TO DO: For this exercise, retype all the data exactly and exclude every image.

RECORDS FOR THIS TASK:

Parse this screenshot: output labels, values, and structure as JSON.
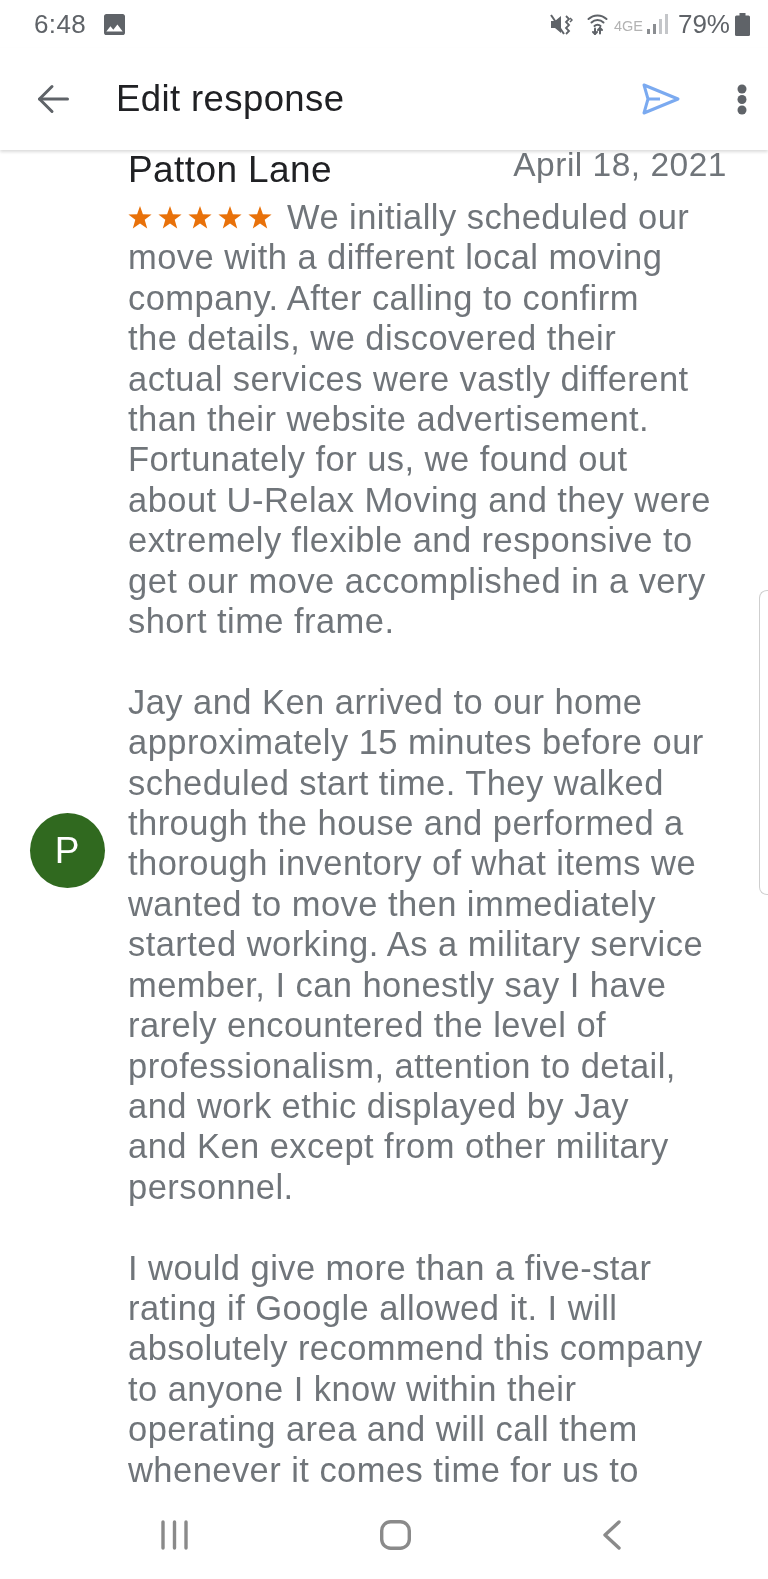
{
  "status_bar": {
    "time": "6:48",
    "network": "4GE",
    "battery": "79%"
  },
  "app_bar": {
    "title": "Edit response"
  },
  "review": {
    "avatar_letter": "P",
    "author": "Patton Lane",
    "date": "April 18, 2021",
    "stars": 5,
    "paragraphs": [
      [
        "We initially scheduled our",
        "move with a different local moving",
        "company. After calling to confirm",
        "the details, we discovered their",
        "actual services were vastly different",
        "than their website advertisement.",
        "Fortunately for us, we found out",
        "about U-Relax Moving and they were",
        "extremely flexible and responsive to",
        "get our move accomplished in a very",
        "short time frame."
      ],
      [
        "Jay and Ken arrived to our home",
        "approximately 15 minutes before our",
        "scheduled start time. They walked",
        "through the house and performed a",
        "thorough inventory of what items we",
        "wanted to move then immediately",
        "started working. As a military service",
        "member, I can honestly say I have",
        "rarely encountered the level of",
        "professionalism, attention to detail,",
        "and work ethic displayed by Jay",
        "and Ken except from other military",
        "personnel."
      ],
      [
        "I would give more than a five-star",
        "rating if Google allowed it. I will",
        "absolutely recommend this company",
        "to anyone I know within their",
        "operating area and will call them",
        "whenever it comes time for us to"
      ]
    ]
  }
}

YOUR RESPONSE:
Parse this screenshot: output labels, values, and structure as JSON.
{
  "status_bar": {
    "time": "6:48",
    "network": "4GE",
    "battery": "79%"
  },
  "app_bar": {
    "title": "Edit response"
  },
  "review": {
    "avatar_letter": "P",
    "author": "Patton Lane",
    "date": "April 18, 2021",
    "stars": 5,
    "paragraphs": [
      [
        "We initially scheduled our",
        "move with a different local moving",
        "company. After calling to confirm",
        "the details, we discovered their",
        "actual services were vastly different",
        "than their website advertisement.",
        "Fortunately for us, we found out",
        "about U-Relax Moving and they were",
        "extremely flexible and responsive to",
        "get our move accomplished in a very",
        "short time frame."
      ],
      [
        "Jay and Ken arrived to our home",
        "approximately 15 minutes before our",
        "scheduled start time. They walked",
        "through the house and performed a",
        "thorough inventory of what items we",
        "wanted to move then immediately",
        "started working. As a military service",
        "member, I can honestly say I have",
        "rarely encountered the level of",
        "professionalism, attention to detail,",
        "and work ethic displayed by Jay",
        "and Ken except from other military",
        "personnel."
      ],
      [
        "I would give more than a five-star",
        "rating if Google allowed it. I will",
        "absolutely recommend this company",
        "to anyone I know within their",
        "operating area and will call them",
        "whenever it comes time for us to"
      ]
    ]
  }
}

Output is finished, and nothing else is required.